PDF, TIFF and JPEG are three file formats frequently found in the electronic information age. The necessity to convert documents from PDF to TIFF and PDF to JPEG depends upon several issues including information accessibility, image to pdf data security and file storage and archiving. The following factors should be studied into consideration when contemplating what file formats should be utilized, and when:
Accessibility & Productivity
Converting documents into universally readable formats increases business process workflow as well as worker productivity – while enhancing colleague collaboration and communication too. Since the introduction of the TIFF standard, many variations have now been introduced. The JPEG image compression format (used primarily because it’s browser supported) is just a lossy format, and thus some quality is lost when the file is compressed, which can be problematic when the file is restored or shared. Caused by these developments is that documents that were once frequently converted from PDF to TIFF and PDF to JPEG formats are now more frequently kept as PDF files – due to free readers, the standardization of the format and the preservation of document integrity.

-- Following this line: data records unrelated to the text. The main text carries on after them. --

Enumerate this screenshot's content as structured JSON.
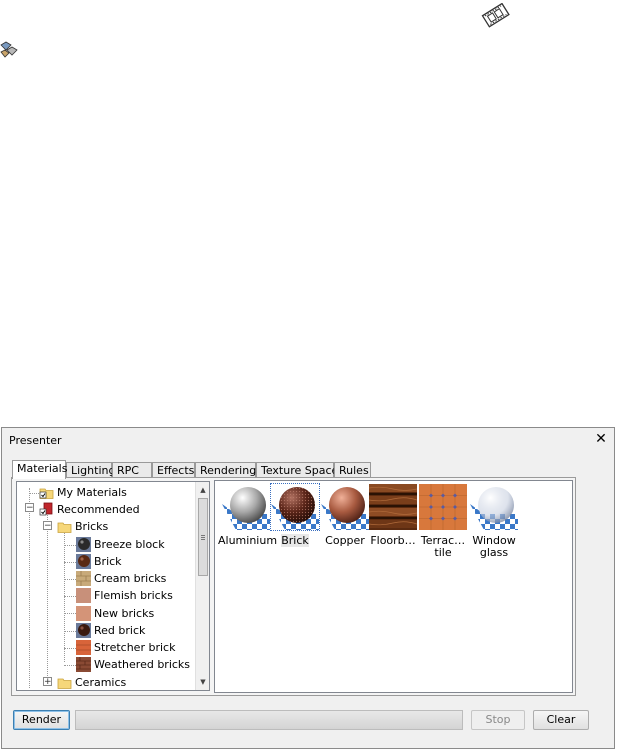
{
  "colors": {
    "accent": "#3c7fb1",
    "dialog_bg": "#f0f0f0",
    "panel_border": "#828790"
  },
  "dialog": {
    "title": "Presenter",
    "close_glyph": "✕",
    "tabs": [
      {
        "label": "Materials",
        "active": true
      },
      {
        "label": "Lighting"
      },
      {
        "label": "RPC"
      },
      {
        "label": "Effects"
      },
      {
        "label": "Rendering"
      },
      {
        "label": "Texture Space"
      },
      {
        "label": "Rules"
      }
    ],
    "tree": [
      {
        "label": "My Materials",
        "icon": "folder-icon"
      },
      {
        "label": "Recommended",
        "icon": "recommended-library-icon"
      },
      {
        "label": "Bricks",
        "icon": "folder-open-icon"
      },
      {
        "label": "Breeze block",
        "icon": "sphere-swatch-icon"
      },
      {
        "label": "Brick",
        "icon": "sphere-swatch-icon"
      },
      {
        "label": "Cream bricks",
        "icon": "texture-swatch-icon"
      },
      {
        "label": "Flemish bricks",
        "icon": "texture-swatch-icon"
      },
      {
        "label": "New bricks",
        "icon": "texture-swatch-icon"
      },
      {
        "label": "Red brick",
        "icon": "sphere-swatch-icon"
      },
      {
        "label": "Stretcher brick",
        "icon": "texture-swatch-icon"
      },
      {
        "label": "Weathered bricks",
        "icon": "texture-swatch-icon"
      },
      {
        "label": "Ceramics",
        "icon": "folder-icon"
      }
    ],
    "materials": [
      {
        "label": "Aluminium"
      },
      {
        "label": "Brick",
        "selected": true
      },
      {
        "label": "Copper"
      },
      {
        "label": "Floorb…"
      },
      {
        "label": "Terrac… tile"
      },
      {
        "label": "Window glass"
      }
    ],
    "buttons": {
      "render": "Render",
      "stop": "Stop",
      "clear": "Clear"
    },
    "render_progress": 0
  }
}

Searchability & Archiving
TIFF is just a raster format and must first be scanned by having an OCR engine (optical character recognition) before a document in this format can be searched. PDF is just a more desirable archiving format than TIFF for a number of reasons: PDF files in many cases are more compact and therefore usually require merely a fraction of the memory space of respective TIFF files, often with better quality. Small file size is particularly advantageous for electronic file transfer (FTP, e-mail attachment etc.), and the PDF file format stores structured objects (e.g. text, vector graphics, raster images), and makes for efficient full-text search. Plus, metadata like title, author, creation date, modification date, subject, and keywords can be embedded in a PDF (or TIFF) file, enhancing archiving and retrieval.
Files stored in JPEG format (image files), aren’t directly text searchable (and frequently don’t contain word content), but may be named with titles (or otherwise indexed) and archived and located by naming attributes. However, JPEG files of documents may be scanned via OCR, and then text searched.
Document Structure & Portability
Standard TIFF doesn’t include any method for defining document structure beyond sequencing pages, while PDF documents can include bookmarks, hyperlinks, tags and annotations. Also, Web browsers don’t support TIFF – so the format isn’t helpful for Web pages – while PDF pages may be optimized for Web delivery, via an optional Adobe plug-in.
TIFF, JPEG and PDF are all portable across operating environments – so files can look exactly the same on both PCs and Macs – possibly eliminating the need to convert some files from PDF to TIFF and PDF to JPEG.
TIFF and JPEG formats do not contain built-in security protocols, so users can only just be allowed, or restricted, use of documents. The PDF format on another hand, features a sophisticated security system, which can be used setting document access passwords, or restrict usage.
PDF to TIFF and PDF to JPEG – to Convert or To not Convert – there’s no one answer
As a first faltering step towards electronic document archiving, many organizations implemented TIFF archives – ensuring long-term viability, an established document structure, and a simple to transmit format – but one that is not easily searchable. Evolving business needs have dictated that the higher functionality of the PDF format is necessary for document storage, while companies commonly use the JPEG image file compression for storage and Web compatibility for color image files. Additionally, PDF is more versatile in that it can be utilized to store JPEG images and searchable text within the document as well.
Another good format alternative for JPEG to produce documents in a browser is Portable Network Graphics Format (PNG). PNG was designed to displace the older GIF format, and is advantageous because it utilizes lossless compression, meaning no image data is lost when saving or viewing the image. (We’ll enter increased detail about PNG, and other file formats, in future articles.)